◆ **ABOUT THIS TASK**: Find the word "wants" in the listing below, then return every line it appears in.

◆ **DATA**:

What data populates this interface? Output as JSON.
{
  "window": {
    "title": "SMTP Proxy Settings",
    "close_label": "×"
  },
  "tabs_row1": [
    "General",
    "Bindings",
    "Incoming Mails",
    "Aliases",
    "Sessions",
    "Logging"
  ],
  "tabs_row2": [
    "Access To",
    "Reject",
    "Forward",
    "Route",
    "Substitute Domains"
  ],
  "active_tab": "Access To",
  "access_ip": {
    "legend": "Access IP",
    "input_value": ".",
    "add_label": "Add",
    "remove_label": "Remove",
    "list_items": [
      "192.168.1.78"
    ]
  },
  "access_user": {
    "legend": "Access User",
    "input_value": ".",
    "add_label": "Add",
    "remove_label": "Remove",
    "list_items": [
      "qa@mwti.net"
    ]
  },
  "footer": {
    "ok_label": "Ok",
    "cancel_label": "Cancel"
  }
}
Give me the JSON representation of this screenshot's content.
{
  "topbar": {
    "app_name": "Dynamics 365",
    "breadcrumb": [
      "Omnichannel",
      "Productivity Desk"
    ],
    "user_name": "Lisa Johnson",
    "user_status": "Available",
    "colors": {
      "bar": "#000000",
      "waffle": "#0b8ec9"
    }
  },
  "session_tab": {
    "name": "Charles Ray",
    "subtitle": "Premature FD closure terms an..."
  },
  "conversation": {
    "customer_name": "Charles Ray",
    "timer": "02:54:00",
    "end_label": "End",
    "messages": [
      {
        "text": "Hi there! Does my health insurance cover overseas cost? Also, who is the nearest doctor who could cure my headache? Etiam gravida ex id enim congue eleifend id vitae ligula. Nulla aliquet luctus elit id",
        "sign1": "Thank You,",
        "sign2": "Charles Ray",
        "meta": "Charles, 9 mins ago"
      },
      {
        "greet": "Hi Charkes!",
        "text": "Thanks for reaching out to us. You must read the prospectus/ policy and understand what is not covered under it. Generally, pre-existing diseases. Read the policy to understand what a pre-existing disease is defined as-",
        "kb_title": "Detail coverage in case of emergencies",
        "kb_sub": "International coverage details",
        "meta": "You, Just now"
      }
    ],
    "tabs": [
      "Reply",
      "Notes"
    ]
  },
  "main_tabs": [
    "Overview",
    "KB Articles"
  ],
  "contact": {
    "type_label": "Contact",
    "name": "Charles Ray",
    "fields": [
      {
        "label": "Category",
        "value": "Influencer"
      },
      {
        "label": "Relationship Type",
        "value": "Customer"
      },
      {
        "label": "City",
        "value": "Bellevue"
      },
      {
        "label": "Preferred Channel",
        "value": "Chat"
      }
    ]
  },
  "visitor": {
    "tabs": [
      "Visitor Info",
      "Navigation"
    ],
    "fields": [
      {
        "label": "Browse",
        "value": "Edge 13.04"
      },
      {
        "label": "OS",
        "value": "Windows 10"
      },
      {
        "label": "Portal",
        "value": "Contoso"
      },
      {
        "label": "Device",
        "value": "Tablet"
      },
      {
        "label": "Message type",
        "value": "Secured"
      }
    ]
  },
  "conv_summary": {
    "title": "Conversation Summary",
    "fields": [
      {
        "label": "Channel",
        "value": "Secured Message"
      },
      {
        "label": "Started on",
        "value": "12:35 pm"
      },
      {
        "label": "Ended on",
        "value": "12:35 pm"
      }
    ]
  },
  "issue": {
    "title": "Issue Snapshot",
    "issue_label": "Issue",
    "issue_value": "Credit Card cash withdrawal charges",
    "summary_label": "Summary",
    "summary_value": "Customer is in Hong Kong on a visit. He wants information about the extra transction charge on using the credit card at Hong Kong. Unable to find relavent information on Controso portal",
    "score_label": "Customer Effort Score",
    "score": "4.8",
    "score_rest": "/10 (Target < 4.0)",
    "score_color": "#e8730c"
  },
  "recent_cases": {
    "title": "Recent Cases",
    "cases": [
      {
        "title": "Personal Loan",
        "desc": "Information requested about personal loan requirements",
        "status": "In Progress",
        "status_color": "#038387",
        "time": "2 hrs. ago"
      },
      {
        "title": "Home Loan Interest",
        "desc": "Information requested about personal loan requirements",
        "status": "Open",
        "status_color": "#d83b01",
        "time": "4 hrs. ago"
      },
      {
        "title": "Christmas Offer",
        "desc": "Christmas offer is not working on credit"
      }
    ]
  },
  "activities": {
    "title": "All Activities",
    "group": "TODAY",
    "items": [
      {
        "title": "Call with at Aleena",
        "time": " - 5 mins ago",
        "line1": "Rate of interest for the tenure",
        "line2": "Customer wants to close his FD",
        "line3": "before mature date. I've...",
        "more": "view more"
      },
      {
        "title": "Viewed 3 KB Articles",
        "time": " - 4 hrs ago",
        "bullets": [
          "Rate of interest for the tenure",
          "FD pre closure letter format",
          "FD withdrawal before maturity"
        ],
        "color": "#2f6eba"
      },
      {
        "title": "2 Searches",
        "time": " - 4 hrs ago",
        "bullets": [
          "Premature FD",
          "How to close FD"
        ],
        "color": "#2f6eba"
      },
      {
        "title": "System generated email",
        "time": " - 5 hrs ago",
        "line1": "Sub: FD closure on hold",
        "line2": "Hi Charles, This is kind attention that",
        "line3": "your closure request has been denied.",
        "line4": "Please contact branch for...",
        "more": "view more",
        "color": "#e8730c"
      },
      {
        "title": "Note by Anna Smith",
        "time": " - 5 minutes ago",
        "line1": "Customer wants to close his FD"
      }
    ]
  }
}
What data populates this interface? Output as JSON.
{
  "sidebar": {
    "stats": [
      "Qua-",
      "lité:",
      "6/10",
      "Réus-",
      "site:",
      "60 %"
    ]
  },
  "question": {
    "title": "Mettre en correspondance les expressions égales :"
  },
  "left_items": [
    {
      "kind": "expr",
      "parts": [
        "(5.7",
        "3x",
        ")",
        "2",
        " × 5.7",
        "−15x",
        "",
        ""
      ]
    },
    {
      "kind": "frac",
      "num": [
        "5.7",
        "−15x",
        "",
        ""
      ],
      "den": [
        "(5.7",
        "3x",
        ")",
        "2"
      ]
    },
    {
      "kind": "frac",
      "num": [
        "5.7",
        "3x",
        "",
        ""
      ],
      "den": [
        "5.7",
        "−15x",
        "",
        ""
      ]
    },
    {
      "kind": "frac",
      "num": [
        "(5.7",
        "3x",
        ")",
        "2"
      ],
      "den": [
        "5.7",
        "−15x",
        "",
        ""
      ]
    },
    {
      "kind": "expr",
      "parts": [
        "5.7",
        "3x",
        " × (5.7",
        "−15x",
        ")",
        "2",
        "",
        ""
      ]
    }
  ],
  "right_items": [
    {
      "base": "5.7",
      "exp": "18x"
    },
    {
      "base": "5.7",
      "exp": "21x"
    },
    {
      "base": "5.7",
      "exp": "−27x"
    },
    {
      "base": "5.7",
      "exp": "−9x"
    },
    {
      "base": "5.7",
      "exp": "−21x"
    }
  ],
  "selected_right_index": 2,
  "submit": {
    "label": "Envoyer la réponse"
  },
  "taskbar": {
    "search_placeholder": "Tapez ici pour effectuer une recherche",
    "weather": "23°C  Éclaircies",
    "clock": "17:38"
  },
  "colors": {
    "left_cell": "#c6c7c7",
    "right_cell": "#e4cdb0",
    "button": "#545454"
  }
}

◆ **RESPONSE**:
    "summary_value": "Customer is in Hong Kong on a visit. He wants information about the extra transction charge on using the credit card at Hong Kong. Unable to find relavent information on Controso portal",
        "line2": "Customer wants to close his FD",
        "line1": "Customer wants to close his FD"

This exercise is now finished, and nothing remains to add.